But positioning is only a small part of the brand identity – the part that gets actively communicated. The part of identity that gives a company leverage to influence prospects’ decisions.
Do you sell your attributes or your benefits?
While attributes may bolster claims of a benefit, marketers must distinguish between the two. Consequently, Volvo doesn’t sell the fact that the wheels won’t fly off, thereby causing vehicles to careen across the median. Volvo sells the benefit of safety. (Insider’s tip: Don’t be offended, but agency copywriters who can’t identify your benefits will use the trick of focusing on attributes. If your marketing copy seems to fall in this category, sit down with your agency to review brand identity and positioning.)
Does your positioning focus on competitive advantages?
The first critical step is to identify points of leverage with your target, but the second, equally critical step is to emphasize those particular points in which an organization surpasses its competition.
Do you own the market or a segment thereof?

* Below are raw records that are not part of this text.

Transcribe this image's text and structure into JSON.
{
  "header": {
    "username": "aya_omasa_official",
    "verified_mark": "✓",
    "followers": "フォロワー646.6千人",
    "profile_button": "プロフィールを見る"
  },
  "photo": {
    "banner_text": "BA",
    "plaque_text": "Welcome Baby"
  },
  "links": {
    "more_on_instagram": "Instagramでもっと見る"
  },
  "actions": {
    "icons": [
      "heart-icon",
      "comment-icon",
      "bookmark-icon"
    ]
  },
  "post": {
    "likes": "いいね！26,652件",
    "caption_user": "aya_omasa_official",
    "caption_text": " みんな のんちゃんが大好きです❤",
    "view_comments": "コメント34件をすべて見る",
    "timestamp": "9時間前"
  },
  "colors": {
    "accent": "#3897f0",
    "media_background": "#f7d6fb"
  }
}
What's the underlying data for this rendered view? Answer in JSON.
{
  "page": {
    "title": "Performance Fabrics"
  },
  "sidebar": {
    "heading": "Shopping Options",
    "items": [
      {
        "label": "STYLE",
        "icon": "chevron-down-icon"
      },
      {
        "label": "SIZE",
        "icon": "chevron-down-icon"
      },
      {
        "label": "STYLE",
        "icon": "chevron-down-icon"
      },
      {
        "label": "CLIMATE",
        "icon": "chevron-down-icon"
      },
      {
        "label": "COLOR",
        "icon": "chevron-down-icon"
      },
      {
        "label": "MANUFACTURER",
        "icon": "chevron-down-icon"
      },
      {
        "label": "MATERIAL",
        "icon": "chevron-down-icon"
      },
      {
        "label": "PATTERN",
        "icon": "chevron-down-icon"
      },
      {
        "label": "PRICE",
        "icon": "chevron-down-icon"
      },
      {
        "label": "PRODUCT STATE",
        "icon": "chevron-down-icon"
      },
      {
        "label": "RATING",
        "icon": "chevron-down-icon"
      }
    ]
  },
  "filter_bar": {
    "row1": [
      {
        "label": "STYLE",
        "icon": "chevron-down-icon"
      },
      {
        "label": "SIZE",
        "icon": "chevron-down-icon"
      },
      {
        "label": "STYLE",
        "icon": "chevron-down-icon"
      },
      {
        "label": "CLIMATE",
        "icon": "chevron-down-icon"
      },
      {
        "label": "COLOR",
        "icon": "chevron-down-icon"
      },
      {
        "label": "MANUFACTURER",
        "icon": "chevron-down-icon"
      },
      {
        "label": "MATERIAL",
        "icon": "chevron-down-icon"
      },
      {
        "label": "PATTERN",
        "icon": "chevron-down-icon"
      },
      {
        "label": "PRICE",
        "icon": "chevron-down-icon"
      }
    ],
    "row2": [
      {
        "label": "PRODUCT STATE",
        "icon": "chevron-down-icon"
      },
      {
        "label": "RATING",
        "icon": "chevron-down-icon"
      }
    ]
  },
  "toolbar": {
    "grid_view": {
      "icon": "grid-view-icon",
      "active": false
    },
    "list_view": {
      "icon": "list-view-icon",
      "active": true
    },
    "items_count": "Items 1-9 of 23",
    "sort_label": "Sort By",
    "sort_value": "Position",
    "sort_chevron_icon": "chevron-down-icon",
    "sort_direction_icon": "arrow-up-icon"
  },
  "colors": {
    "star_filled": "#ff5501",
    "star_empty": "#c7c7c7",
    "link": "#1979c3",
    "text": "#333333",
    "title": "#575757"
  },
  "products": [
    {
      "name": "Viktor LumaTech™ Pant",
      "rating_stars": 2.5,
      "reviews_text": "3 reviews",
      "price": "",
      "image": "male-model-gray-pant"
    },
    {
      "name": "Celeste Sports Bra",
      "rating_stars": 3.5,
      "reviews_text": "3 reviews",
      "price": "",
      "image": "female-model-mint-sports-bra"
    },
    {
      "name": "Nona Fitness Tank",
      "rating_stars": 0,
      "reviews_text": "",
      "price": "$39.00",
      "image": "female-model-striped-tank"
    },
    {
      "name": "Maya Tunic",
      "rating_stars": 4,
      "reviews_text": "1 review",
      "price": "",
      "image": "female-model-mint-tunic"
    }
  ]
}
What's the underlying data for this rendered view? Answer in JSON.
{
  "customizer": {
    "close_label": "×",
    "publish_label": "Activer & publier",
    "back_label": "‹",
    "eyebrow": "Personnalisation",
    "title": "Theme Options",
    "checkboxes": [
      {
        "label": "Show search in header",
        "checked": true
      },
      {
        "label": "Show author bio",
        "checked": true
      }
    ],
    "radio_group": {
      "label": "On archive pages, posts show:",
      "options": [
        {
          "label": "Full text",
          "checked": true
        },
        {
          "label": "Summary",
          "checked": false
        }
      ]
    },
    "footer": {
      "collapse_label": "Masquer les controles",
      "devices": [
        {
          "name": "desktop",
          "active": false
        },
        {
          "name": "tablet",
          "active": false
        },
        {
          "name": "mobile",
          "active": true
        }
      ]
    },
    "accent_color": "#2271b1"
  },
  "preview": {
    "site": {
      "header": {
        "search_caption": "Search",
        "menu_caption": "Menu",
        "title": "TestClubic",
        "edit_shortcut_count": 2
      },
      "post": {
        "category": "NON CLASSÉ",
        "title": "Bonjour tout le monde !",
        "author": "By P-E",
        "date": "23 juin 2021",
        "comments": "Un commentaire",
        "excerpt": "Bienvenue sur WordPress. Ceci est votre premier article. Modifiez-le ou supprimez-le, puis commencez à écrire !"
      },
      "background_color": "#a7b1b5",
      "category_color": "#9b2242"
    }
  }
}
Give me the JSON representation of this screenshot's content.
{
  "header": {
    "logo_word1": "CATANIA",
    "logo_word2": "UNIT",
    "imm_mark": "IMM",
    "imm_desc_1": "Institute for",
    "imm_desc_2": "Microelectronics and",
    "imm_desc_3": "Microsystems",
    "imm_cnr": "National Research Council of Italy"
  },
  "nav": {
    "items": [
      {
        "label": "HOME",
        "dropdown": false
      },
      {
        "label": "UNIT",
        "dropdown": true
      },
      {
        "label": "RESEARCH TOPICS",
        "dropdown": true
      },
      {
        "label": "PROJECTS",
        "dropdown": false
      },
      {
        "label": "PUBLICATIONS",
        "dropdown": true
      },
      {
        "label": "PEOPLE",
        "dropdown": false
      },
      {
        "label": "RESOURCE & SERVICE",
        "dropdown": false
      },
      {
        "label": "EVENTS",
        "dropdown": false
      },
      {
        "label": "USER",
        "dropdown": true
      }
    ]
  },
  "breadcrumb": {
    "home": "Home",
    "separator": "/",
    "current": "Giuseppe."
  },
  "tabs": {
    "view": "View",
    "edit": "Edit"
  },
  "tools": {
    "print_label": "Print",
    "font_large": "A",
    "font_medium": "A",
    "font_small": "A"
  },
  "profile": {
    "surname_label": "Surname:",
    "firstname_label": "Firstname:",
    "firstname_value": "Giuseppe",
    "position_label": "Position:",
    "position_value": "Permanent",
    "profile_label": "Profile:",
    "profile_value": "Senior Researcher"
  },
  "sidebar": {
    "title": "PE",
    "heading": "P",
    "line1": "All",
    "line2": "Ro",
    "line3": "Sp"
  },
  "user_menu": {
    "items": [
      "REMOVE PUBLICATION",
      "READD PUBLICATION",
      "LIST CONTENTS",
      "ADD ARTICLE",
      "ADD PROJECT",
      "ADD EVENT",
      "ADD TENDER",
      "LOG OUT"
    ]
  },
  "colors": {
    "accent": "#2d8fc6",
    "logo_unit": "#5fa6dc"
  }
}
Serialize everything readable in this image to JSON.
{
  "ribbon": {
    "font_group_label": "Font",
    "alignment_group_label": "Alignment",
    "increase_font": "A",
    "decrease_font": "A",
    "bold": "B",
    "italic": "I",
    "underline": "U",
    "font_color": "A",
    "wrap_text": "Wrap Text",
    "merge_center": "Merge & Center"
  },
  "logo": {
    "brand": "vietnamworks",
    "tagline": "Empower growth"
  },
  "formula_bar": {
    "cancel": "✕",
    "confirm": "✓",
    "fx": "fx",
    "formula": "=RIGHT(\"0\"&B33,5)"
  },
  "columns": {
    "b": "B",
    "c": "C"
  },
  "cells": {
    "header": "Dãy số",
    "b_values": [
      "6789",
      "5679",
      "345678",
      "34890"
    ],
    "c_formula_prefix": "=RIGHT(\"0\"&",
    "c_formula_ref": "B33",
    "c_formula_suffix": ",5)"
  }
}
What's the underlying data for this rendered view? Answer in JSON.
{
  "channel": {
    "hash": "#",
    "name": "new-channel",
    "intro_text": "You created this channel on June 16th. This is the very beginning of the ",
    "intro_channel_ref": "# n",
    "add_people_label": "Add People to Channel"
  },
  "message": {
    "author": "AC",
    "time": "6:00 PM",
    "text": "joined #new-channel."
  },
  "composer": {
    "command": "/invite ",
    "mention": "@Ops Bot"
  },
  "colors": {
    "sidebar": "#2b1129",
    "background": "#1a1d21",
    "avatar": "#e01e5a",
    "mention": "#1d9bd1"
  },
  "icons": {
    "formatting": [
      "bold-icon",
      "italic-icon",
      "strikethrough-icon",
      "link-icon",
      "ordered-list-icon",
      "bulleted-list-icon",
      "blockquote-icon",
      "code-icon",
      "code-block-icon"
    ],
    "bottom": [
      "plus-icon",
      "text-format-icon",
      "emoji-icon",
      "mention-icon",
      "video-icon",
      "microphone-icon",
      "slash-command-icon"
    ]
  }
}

Brand strategist Al Reis postulates in his book, The 22 Immutable Laws of Branding, that successful brand positioning results from category leadership. If you don’t lead the category, create one. For example, until Proctor & Gamble’s Clorox brand, bleach was bleach. It was just one category, and it could be used in a variety of cleaning applications. But Clorox focused branding efforts on only one use of the product, and consequently created a whole new subcategory of laundry bleach, which it still leads.
Does your brand co-opt irrationality?
Consumption isn’t an entirely rational exercise. Consider your office’s purchasing habits. What kind of computers do you use? Where do your office supplies come from? Who provides your voice and data services? Chances are there’s a brand name attached to each of these answers. And not because branded products and services are inherently better.
The truth is that when it comes to marketing, actual quality isn’t as important as perceived quality. For further proof, just look to the cola wars. In blind taste tests, consumers really do prefer Pepsi to Coke by a significant margin. The same consumers, when given a choice, insist Coke tastes better. Perception rules.
But branding can flip the equation and rule perceptions. To do so, advertisers often turn to the realm of the irrational whether it be through the development of brand personalities (Target is both hip and smart) self-expressive benefits (Blackberry users are connected) or relationships (Wal-Mart is looking out for me and my family). And regardless of the great, perfectly sensible reasons for prospects to purchase your product or service, it certainly won’t hurt to augment your positioning with one of the aforementioned tools.
Are your branding efforts consistent? Repetition is a mnemonic device. And if you want your target to remember your brand, then you must repeat the same message again and again. And again. Chances are the marketing department (and agency) will tire of the message. But history proves (and consumer anthropology corroborates) that a consistent investment in message redundancy produces demonstrative effects on marketplace preference – and your brand’s bottom line.